Why Does Coffee Taste Burnt?

You're in the middle of brewing a pot of coffee, and suddenly you smell it: that telltale signs of burnt coffee. Your heart sinks as you realize you've ruined another batch. But why does coffee taste burnt, even when you've followed the recipe to the letter? Here's a look at some possible explanations, as well as some tips on how to avoid making this mistake again in the future.

Overcooked Coffee beans

If your coffee tastes burnt, it could be because you've overcooked the beans. This is a common issue with automatic drip coffee makers, which can sometimes overheat the water and cook the beans too much. The best way to avoid this is to use a different brewing method, like a pour-over or French press. If you do use an automatic drip coffee maker, make sure to clean it regularly according to the manufacturer's instructions. This will help prevent any built-up residue from burning the beans.

Too Much Coffee

Sometimes, less is more—especially when it comes to coffee. If you find that your coffee tastes burnt no matter what brewing method you use, it could be because you're using too much coffee for the amount of water you're using. When in doubt, start with less coffee and add more until it reaches the desired strength. That way, you can always add more but you can't take any away!

Reusing Coffee Grounds

Another possible reason your coffee might taste burnt is that you're using grounds that have already been used once (or maybe even twice). Reusing coffee grounds can save money, but it doesn't always produce the best-tasting cup of joe. If you want to get the most out of your beans, use fresh grounds each time you brew. You'll be rewarded with a tastier cup of coffee—and no more burned-coffee taste!

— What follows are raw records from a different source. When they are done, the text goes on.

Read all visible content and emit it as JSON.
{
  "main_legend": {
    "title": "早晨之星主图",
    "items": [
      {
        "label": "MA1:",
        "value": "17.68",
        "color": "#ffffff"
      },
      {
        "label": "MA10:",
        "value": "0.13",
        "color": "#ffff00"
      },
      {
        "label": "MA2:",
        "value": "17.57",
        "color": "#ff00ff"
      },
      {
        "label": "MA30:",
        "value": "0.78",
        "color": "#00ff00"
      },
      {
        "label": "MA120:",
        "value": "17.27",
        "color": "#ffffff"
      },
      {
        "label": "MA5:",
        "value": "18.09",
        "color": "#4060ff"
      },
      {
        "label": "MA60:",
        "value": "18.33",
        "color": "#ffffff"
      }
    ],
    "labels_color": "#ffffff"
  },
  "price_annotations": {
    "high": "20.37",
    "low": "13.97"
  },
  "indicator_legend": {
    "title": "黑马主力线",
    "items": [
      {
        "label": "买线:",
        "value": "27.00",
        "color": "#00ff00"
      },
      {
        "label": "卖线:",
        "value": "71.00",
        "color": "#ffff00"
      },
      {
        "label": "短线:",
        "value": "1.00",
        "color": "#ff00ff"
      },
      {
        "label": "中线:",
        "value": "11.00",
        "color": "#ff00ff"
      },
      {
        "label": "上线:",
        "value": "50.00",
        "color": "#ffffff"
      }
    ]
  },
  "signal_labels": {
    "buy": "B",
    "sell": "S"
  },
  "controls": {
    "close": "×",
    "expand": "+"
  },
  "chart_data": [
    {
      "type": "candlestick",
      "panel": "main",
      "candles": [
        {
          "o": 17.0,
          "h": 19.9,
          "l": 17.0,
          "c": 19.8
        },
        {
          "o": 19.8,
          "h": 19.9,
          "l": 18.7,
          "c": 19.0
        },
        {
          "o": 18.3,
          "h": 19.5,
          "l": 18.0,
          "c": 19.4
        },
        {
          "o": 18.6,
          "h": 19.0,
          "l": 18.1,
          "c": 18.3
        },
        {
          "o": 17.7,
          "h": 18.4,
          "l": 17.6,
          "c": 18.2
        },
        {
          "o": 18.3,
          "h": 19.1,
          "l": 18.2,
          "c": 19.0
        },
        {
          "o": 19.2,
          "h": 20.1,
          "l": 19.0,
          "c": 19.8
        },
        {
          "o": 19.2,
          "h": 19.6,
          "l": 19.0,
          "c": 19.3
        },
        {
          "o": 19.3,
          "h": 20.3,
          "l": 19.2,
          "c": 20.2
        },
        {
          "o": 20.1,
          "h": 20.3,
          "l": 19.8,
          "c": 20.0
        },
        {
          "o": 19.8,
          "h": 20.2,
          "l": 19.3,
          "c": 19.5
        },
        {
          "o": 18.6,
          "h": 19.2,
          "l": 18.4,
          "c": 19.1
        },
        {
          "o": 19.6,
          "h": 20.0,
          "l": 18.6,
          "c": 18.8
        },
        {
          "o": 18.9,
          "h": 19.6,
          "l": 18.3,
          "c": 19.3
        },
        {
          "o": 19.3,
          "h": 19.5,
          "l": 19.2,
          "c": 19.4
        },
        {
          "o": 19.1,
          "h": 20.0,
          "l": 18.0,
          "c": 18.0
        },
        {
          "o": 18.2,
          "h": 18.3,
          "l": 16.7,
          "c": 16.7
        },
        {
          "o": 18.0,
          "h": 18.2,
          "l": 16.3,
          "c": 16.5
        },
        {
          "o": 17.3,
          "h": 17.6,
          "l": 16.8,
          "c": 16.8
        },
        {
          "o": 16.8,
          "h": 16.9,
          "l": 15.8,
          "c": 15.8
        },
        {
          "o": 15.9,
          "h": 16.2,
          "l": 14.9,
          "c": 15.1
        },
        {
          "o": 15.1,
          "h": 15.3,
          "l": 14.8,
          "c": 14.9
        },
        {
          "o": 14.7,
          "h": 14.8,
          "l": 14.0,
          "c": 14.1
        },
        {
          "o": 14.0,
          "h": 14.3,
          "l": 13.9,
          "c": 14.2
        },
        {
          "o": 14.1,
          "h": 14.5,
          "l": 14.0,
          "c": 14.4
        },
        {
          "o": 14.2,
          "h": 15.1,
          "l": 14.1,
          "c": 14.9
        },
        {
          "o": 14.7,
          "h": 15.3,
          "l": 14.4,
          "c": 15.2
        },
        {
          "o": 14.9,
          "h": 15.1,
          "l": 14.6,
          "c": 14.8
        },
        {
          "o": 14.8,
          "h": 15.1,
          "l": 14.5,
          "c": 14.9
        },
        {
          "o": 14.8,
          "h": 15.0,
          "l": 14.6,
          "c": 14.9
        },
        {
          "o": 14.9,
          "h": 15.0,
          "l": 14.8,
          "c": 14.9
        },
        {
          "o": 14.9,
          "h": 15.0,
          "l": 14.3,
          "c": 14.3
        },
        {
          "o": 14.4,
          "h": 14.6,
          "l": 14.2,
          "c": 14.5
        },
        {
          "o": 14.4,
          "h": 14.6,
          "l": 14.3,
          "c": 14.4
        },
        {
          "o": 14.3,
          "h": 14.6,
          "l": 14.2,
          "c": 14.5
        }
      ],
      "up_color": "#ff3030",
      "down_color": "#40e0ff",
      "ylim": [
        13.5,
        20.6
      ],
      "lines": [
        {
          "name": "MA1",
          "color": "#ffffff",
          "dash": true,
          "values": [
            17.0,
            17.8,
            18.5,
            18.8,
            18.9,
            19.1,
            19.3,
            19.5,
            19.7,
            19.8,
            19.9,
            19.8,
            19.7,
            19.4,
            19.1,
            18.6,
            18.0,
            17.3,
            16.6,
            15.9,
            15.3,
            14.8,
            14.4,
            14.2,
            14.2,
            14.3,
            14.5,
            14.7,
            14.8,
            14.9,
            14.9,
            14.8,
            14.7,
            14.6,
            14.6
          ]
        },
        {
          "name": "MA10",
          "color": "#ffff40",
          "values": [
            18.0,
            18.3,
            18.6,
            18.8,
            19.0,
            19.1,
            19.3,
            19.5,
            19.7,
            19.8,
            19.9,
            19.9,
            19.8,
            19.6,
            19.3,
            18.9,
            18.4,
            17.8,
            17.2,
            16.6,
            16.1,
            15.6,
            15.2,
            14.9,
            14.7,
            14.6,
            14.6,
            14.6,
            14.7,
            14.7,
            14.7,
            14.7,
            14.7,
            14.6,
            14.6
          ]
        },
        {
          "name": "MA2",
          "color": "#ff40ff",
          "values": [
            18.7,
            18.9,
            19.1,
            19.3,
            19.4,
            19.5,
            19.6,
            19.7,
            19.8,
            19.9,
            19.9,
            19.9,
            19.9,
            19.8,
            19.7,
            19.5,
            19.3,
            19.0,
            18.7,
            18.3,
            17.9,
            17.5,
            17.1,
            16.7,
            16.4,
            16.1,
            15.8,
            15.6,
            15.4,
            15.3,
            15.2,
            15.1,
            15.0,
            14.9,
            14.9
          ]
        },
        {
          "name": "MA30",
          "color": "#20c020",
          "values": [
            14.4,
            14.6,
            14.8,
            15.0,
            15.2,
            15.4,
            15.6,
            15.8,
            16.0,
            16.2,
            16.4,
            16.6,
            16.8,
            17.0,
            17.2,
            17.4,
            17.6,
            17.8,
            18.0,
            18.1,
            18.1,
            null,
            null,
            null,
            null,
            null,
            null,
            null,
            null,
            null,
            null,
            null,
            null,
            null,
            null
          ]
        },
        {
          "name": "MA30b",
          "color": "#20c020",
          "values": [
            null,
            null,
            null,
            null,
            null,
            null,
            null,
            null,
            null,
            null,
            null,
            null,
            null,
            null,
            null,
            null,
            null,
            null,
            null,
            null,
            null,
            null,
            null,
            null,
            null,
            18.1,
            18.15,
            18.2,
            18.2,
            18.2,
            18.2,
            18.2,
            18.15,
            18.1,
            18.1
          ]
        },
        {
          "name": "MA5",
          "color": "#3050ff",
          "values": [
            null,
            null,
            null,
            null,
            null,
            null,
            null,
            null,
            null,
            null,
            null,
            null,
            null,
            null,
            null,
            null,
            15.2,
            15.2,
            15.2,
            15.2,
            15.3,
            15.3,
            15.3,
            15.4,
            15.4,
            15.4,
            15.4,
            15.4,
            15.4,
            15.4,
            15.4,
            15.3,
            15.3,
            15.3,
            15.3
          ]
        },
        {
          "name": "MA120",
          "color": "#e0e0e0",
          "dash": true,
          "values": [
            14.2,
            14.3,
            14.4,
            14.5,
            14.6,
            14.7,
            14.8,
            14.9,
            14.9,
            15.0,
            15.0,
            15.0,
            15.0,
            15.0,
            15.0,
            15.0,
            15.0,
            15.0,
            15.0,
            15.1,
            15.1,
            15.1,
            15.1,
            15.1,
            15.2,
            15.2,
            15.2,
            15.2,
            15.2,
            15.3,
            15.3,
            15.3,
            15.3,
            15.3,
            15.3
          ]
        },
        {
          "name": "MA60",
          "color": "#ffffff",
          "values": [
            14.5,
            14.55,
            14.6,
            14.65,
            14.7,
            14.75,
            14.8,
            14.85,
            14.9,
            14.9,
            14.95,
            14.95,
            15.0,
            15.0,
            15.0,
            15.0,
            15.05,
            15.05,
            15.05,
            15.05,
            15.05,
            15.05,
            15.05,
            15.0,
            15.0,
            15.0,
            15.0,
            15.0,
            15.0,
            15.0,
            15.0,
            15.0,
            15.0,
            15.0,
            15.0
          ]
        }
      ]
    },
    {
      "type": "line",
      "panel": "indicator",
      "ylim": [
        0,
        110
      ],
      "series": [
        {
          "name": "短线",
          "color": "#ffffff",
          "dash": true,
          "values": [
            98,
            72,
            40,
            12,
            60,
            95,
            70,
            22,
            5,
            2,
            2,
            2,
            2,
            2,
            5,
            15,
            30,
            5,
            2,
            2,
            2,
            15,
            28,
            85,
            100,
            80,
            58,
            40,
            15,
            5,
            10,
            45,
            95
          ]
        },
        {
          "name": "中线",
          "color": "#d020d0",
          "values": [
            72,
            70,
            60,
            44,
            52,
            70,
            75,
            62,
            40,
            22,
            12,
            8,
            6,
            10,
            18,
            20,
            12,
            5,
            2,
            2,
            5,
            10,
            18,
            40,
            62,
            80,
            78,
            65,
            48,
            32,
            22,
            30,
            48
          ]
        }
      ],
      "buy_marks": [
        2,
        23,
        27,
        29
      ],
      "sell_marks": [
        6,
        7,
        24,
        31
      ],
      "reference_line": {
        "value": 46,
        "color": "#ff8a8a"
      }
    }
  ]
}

Burnt coffee can be a real bummer, but it doesn't have to be. By understanding why your coffee tastes burnt and taking steps to prevent it, you'll be well on your way to enjoying a delicious cup of coffee every time.